If they are barred from using cheques as a security measure, banks may become unwilling to lend to individuals, said Rick Crossman, the head of retail banking and wealth management at HSBC Middle East.
"It's not that all lending would stop, but certainly there would be a restriction," he said. "If you start taking out tools to manage the risk without replacing that with something else, just by default you'll have less lending."
A consensus has developed among banks that the UAE must move away from the use of cheques as a payment method, with banks, including Emirates NBD, saying that they support a decriminalisation of cheques for all.
Last year, 1.4 million cheques failed at the point of use in the UAE, representing payments worth Dh46.8 billion (US$12.74bn).

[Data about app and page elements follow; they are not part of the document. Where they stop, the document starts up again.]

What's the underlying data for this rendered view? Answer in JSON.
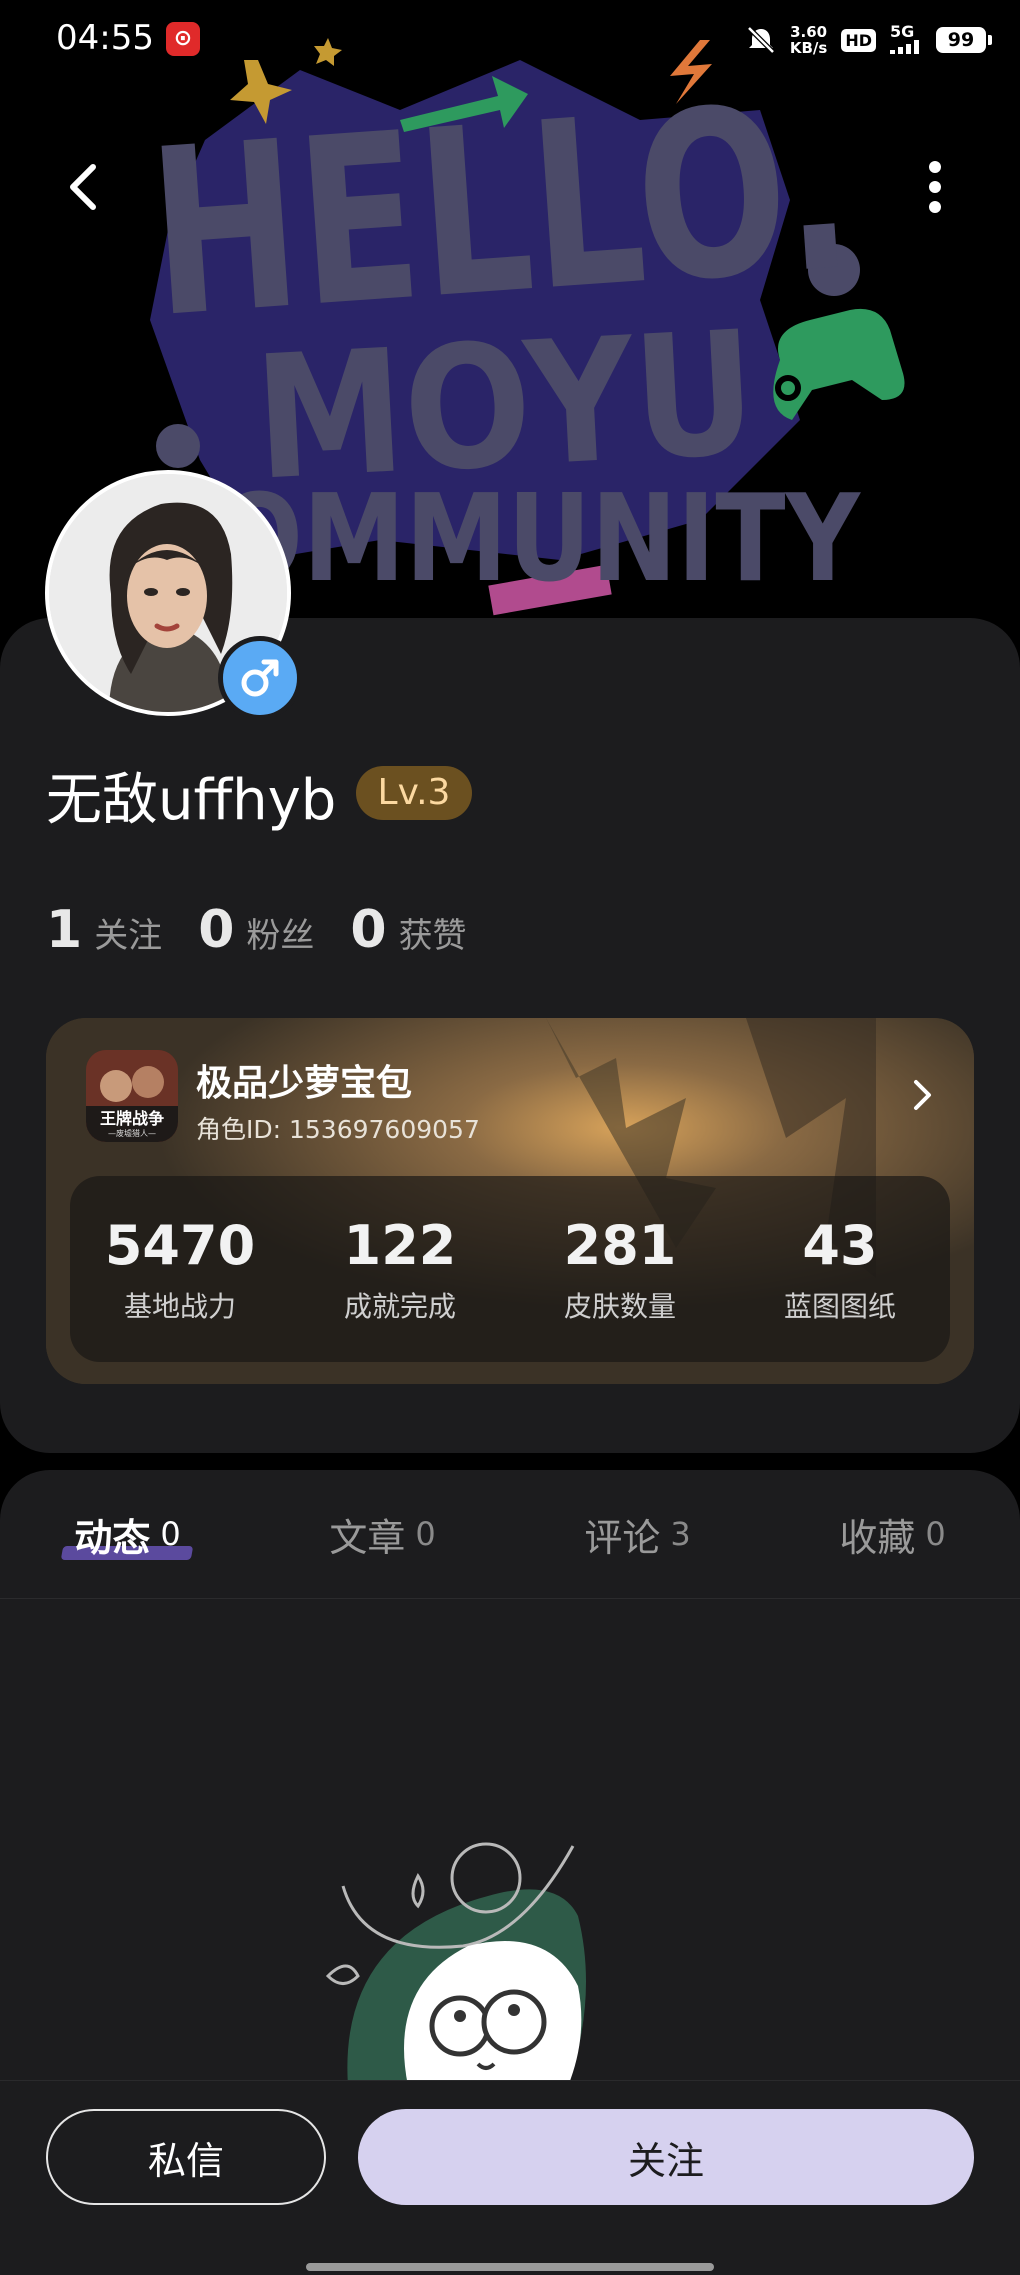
{
  "status_bar": {
    "time": "04:55",
    "app_icon": "netease-cloud-music-icon",
    "speed_value": "3.60",
    "speed_unit": "KB/s",
    "hd": "HD",
    "network": "5G",
    "battery": "99"
  },
  "banner": {
    "line1": "HELLO.",
    "line2": "MOYU",
    "line3": "COMMUNITY"
  },
  "profile": {
    "username": "无敌uffhyb",
    "level": "Lv.3",
    "gender_icon": "male-icon"
  },
  "stats": [
    {
      "num": "1",
      "label": "关注"
    },
    {
      "num": "0",
      "label": "粉丝"
    },
    {
      "num": "0",
      "label": "获赞"
    }
  ],
  "game_card": {
    "icon_text": "王牌战争",
    "icon_subtext": "—废墟猎人—",
    "name": "极品少萝宝包",
    "role_id": "角色ID: 153697609057",
    "stats": [
      {
        "value": "5470",
        "label": "基地战力"
      },
      {
        "value": "122",
        "label": "成就完成"
      },
      {
        "value": "281",
        "label": "皮肤数量"
      },
      {
        "value": "43",
        "label": "蓝图图纸"
      }
    ]
  },
  "tabs": [
    {
      "label": "动态",
      "count": "0",
      "active": true
    },
    {
      "label": "文章",
      "count": "0"
    },
    {
      "label": "评论",
      "count": "3"
    },
    {
      "label": "收藏",
      "count": "0"
    }
  ],
  "bottom": {
    "message_label": "私信",
    "follow_label": "关注"
  },
  "colors": {
    "background": "#000000",
    "card": "#1c1c1e",
    "level_badge": "#6b5020",
    "follow_button": "#d6d1ef",
    "tab_underline": "#5b4a9e",
    "gender_badge": "#5aaaf4"
  }
}
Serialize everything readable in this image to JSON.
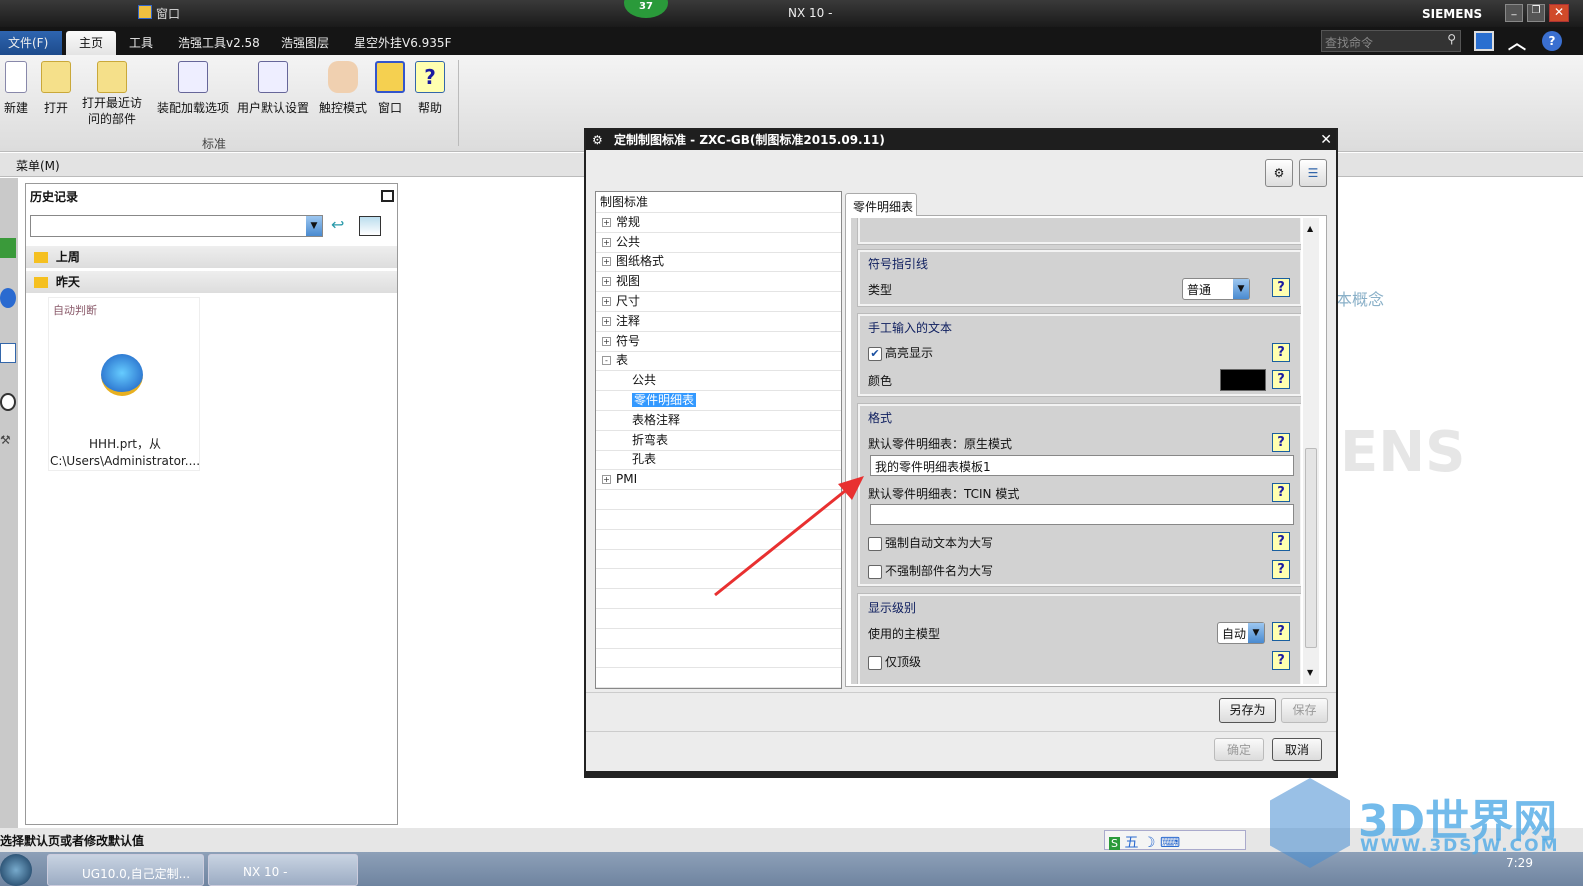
{
  "window": {
    "title": "NX 10 -",
    "brand": "SIEMENS",
    "badge": "37",
    "quick_access_window": "窗口"
  },
  "ribbon": {
    "tabs": [
      "文件(F)",
      "主页",
      "工具",
      "浩强工具v2.58",
      "浩强图层",
      "星空外挂V6.935F"
    ],
    "active_tab": "主页",
    "search_placeholder": "查找命令",
    "buttons": [
      {
        "label": "新建",
        "icon": "new-file-icon"
      },
      {
        "label": "打开",
        "icon": "open-folder-icon"
      },
      {
        "label": "打开最近访\n问的部件",
        "icon": "recent-folder-icon"
      },
      {
        "label": "装配加载选项",
        "icon": "assembly-load-icon"
      },
      {
        "label": "用户默认设置",
        "icon": "user-defaults-icon"
      },
      {
        "label": "触控模式",
        "icon": "touch-mode-icon"
      },
      {
        "label": "窗口",
        "icon": "window-icon"
      },
      {
        "label": "帮助",
        "icon": "help-icon"
      }
    ],
    "group_label": "标准"
  },
  "menu": {
    "label": "菜单(M)"
  },
  "history": {
    "title": "历史记录",
    "groups": [
      "上周",
      "昨天"
    ],
    "item": {
      "type": "自动判断",
      "line1": "HHH.prt，从",
      "line2": "C:\\Users\\Administrator...."
    }
  },
  "status": {
    "text": "选择默认页或者修改默认值"
  },
  "taskbar": {
    "items": [
      "UG10.0,自己定制...",
      "NX 10 -"
    ],
    "time": "7:29",
    "ime": "五"
  },
  "watermark": {
    "brand": "3D世界网",
    "url": "WWW.3DSJW.COM",
    "bg_text1": "本概念",
    "bg_text2": "ENS"
  },
  "dialog": {
    "title": "定制制图标准 - ZXC-GB(制图标准2015.09.11)",
    "tree": [
      {
        "label": "制图标准",
        "level": 0,
        "expander": ""
      },
      {
        "label": "常规",
        "level": 1,
        "expander": "+"
      },
      {
        "label": "公共",
        "level": 1,
        "expander": "+"
      },
      {
        "label": "图纸格式",
        "level": 1,
        "expander": "+"
      },
      {
        "label": "视图",
        "level": 1,
        "expander": "+"
      },
      {
        "label": "尺寸",
        "level": 1,
        "expander": "+"
      },
      {
        "label": "注释",
        "level": 1,
        "expander": "+"
      },
      {
        "label": "符号",
        "level": 1,
        "expander": "+"
      },
      {
        "label": "表",
        "level": 1,
        "expander": "-"
      },
      {
        "label": "公共",
        "level": 2,
        "expander": ""
      },
      {
        "label": "零件明细表",
        "level": 2,
        "expander": "",
        "selected": true
      },
      {
        "label": "表格注释",
        "level": 2,
        "expander": ""
      },
      {
        "label": "折弯表",
        "level": 2,
        "expander": ""
      },
      {
        "label": "孔表",
        "level": 2,
        "expander": ""
      },
      {
        "label": "PMI",
        "level": 1,
        "expander": "+"
      }
    ],
    "tab": "零件明细表",
    "leader": {
      "title": "符号指引线",
      "type_label": "类型",
      "type_value": "普通"
    },
    "manual_text": {
      "title": "手工输入的文本",
      "highlight_label": "高亮显示",
      "highlight_checked": true,
      "color_label": "颜色",
      "color": "#000000"
    },
    "format": {
      "title": "格式",
      "native_label": "默认零件明细表：原生模式",
      "native_value": "我的零件明细表模板1",
      "tcin_label": "默认零件明细表：TCIN 模式",
      "tcin_value": "",
      "force_upper_label": "强制自动文本为大写",
      "force_upper_checked": false,
      "no_force_part_label": "不强制部件名为大写",
      "no_force_part_checked": false
    },
    "display_level": {
      "title": "显示级别",
      "master_label": "使用的主模型",
      "master_value": "自动",
      "top_only_label": "仅顶级",
      "top_only_checked": false
    },
    "buttons": {
      "save_as": "另存为",
      "save": "保存",
      "ok": "确定",
      "cancel": "取消"
    },
    "help_glyph": "?"
  },
  "colors": {
    "selection": "#3399ff",
    "annotation_arrow": "#e83030"
  }
}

The amount of money returned as invalid upon payment has fallen by 15.3 per cent since 2011, but analysts say the sum - equivalent in total value to a little less than Apple's most recent quarterly net profits - represents an economic dead weight for the country.
Bouncing a cheque is a criminal offence, although Emiratis were immunised from going to jail for writing a bad security cheque as the result of a presidential decree in October.
The UAE's move towards international standards on cheque defaults required additional measures to strengthen banks' oversight of their lending books, Mr Crossman said.
"We're very supportive of the local laws and we adhere to all local laws," he said. "But we believe there are some infrastructure improvements that need to take place to allow banks to lend in an appropriate way in this market without the use of security cheques."
Bankers agree that the formation of a credit bureau would be a prerequisite before cheques could be decriminalised for all residents.
"I believe what would be an unintended consequence of doing away with security cheques ahead of a robust credit bureau would be that you could potentially see a contraction of lending," Mr Crossman said.
Reluctance on the part of banks to use civil courts has created problems in the past, with criminal action viewed by many lenders as a faster and more effective way of recovering money owed to them.
But dozens of bank customers fled the Emirates during the financial crisis when lenders threatened them with cashing security cheques - potentially leading to jail time - rather than agreeing to renegotiate terms. The result was an increased level of bad debts in the financial system.
If banks aggressively pursued customers, it would likely represent lost business in the future, Mr Crossman added.